British journalist Boggan delivers a “Where’s George?”–inspired debut examining the varied paths paper money can take and the hands it passes through.

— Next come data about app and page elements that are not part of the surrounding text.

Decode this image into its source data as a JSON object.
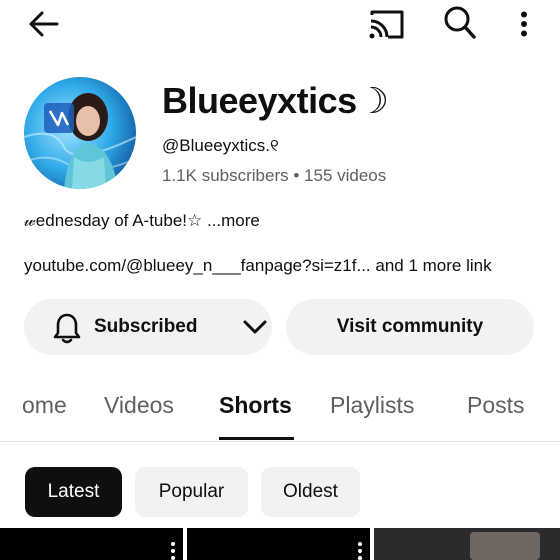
{
  "topbar": {
    "back_icon": "arrow-left-icon",
    "cast_icon": "cast-icon",
    "search_icon": "search-icon",
    "more_icon": "more-vertical-icon"
  },
  "channel": {
    "name": "Blueeyxtics☽",
    "handle": "@Blueeyxtics.୧",
    "subscribers": "1.1K subscribers",
    "separator": " • ",
    "videos": "155 videos",
    "description": "𝓌ednesday of A-tube!☆",
    "description_more": " ...more",
    "link_text": "youtube.com/@blueey_n___fanpage?si=z1f...",
    "link_more": " and 1 more link"
  },
  "actions": {
    "subscribe_label": "Subscribed",
    "community_label": "Visit community"
  },
  "tabs": [
    {
      "label": "ome"
    },
    {
      "label": "Videos"
    },
    {
      "label": "Shorts"
    },
    {
      "label": "Playlists"
    },
    {
      "label": "Posts"
    }
  ],
  "active_tab": "Shorts",
  "filters": [
    {
      "label": "Latest"
    },
    {
      "label": "Popular"
    },
    {
      "label": "Oldest"
    }
  ],
  "active_filter": "Latest",
  "colors": {
    "text_primary": "#0f0f0f",
    "text_secondary": "#606060",
    "pill_bg": "#f2f2f2",
    "active_chip_bg": "#0f0f0f"
  }
}
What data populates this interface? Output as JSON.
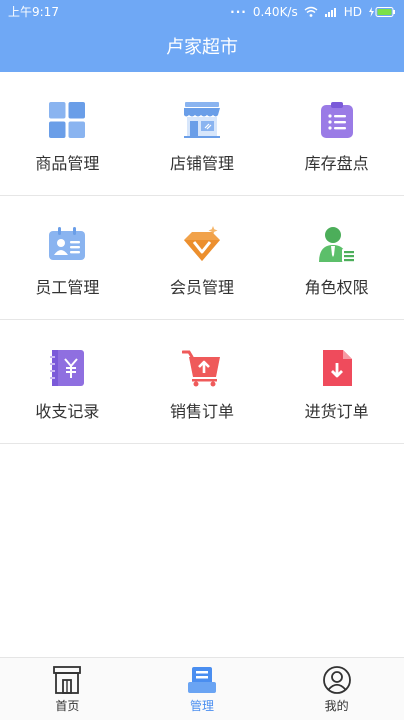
{
  "status_bar": {
    "time": "上午9:17",
    "speed": "0.40K/s",
    "network": "HD"
  },
  "header": {
    "title": "卢家超市"
  },
  "menu": [
    {
      "label": "商品管理",
      "icon": "grid-icon"
    },
    {
      "label": "店铺管理",
      "icon": "store-icon"
    },
    {
      "label": "库存盘点",
      "icon": "clipboard-icon"
    },
    {
      "label": "员工管理",
      "icon": "id-card-icon"
    },
    {
      "label": "会员管理",
      "icon": "diamond-icon"
    },
    {
      "label": "角色权限",
      "icon": "user-role-icon"
    },
    {
      "label": "收支记录",
      "icon": "yuan-notebook-icon"
    },
    {
      "label": "销售订单",
      "icon": "cart-icon"
    },
    {
      "label": "进货订单",
      "icon": "download-doc-icon"
    }
  ],
  "tabs": [
    {
      "label": "首页",
      "icon": "shop-icon",
      "active": false
    },
    {
      "label": "管理",
      "icon": "manage-icon",
      "active": true
    },
    {
      "label": "我的",
      "icon": "profile-icon",
      "active": false
    }
  ],
  "colors": {
    "header": "#6fa8f5",
    "active_tab": "#4a8ef0"
  }
}
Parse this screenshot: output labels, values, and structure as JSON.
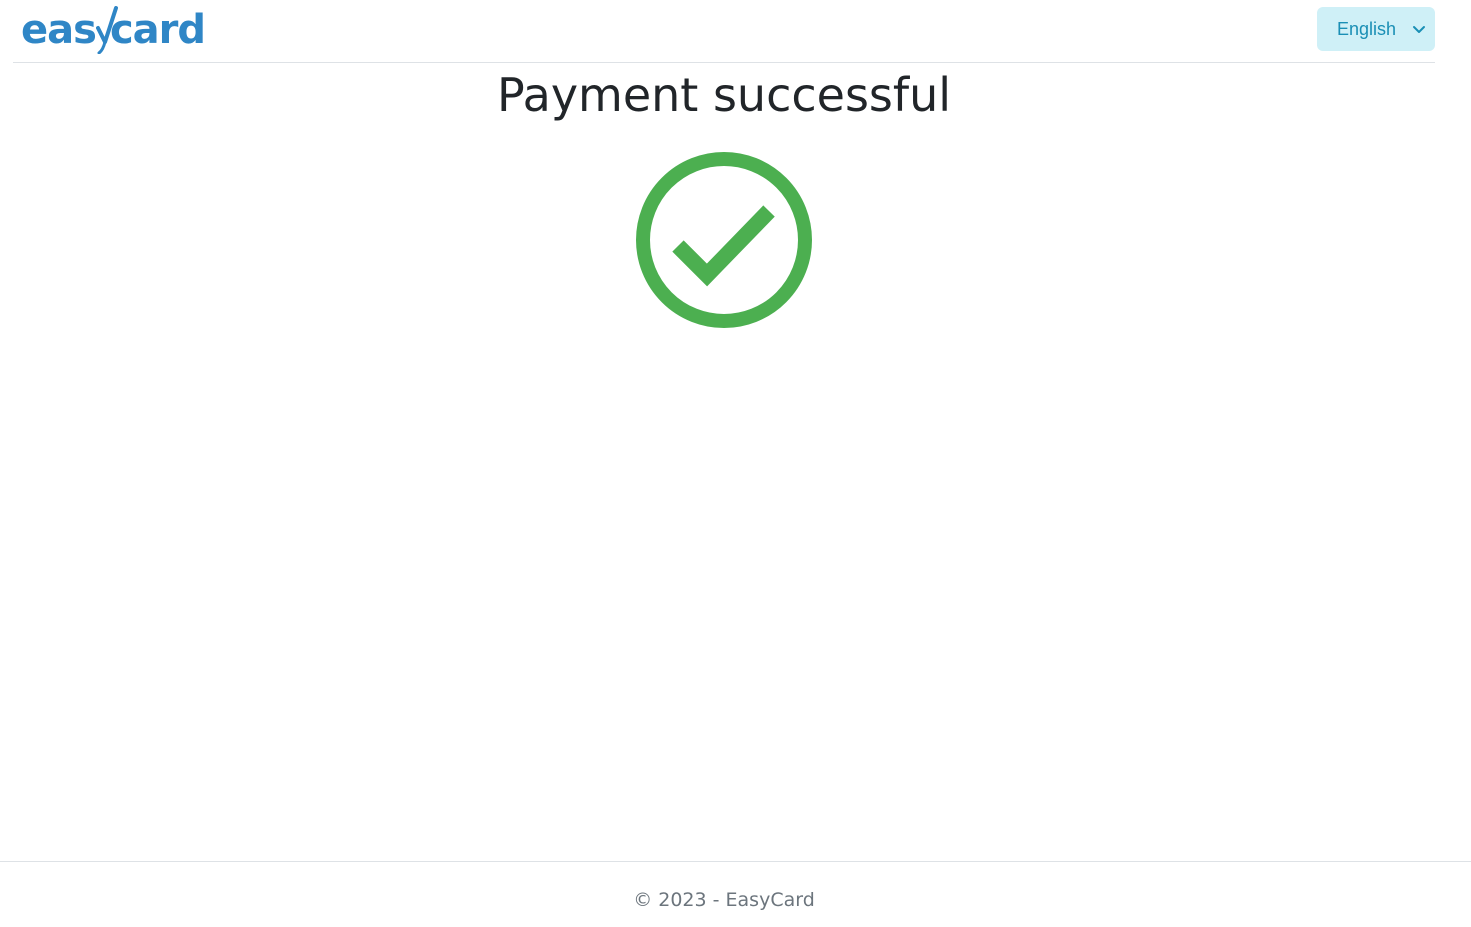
{
  "header": {
    "logo": {
      "left_text": "eas",
      "right_text": "card",
      "color": "#2f86c6"
    },
    "language_select": {
      "selected": "English",
      "background": "#cff0f7",
      "text_color": "#1a8fb5"
    }
  },
  "main": {
    "title": "Payment successful",
    "success_icon": "check-circle-icon",
    "success_color": "#4caf50"
  },
  "footer": {
    "text": "© 2023 - EasyCard"
  }
}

Taking a cue from an ill-fated newspaper piece he was assigned by the Guardian, the author decided to follow a $10 bill for 30 days and nights, pushing off in 2010 near Lebanon, Kan. (pop. 218). Unpaid and driven by curiosity alone, the inquisitive author put the ten-spot in the welcoming hands of deer-hunting lodge owner and first-aid responder Rick Chapin, tracking its 3,300-mile journey from the supermarket where the Chapins purchased lunch. Each consumer, in turn, spent the money and told Boggan their story, many still at the mercy of a struggling American economy. After contact with Ernie, a lifelong Lebanon farmer who lamented that crop machines have predominantly replaced human effort, the bill passed to a truck stop, where a traveling single mother and her son braved the roads together. The action sputters some in Hot Springs, Ark., but then revives as the money met a Chicago-based post-recession investment banker fearful of his increasingly embittered, angry older clientele and a Vietnam veteran still nursing painful war wounds. These poignant profiles give the book its heart and personify the reality of a collapsed economy. Boggan’s eye-opening journey ends at the expansive home of a former auto maintenance welder in Detroit who remains optimistic about the future of the American automobile industry.
A fun, multifaceted travelogue.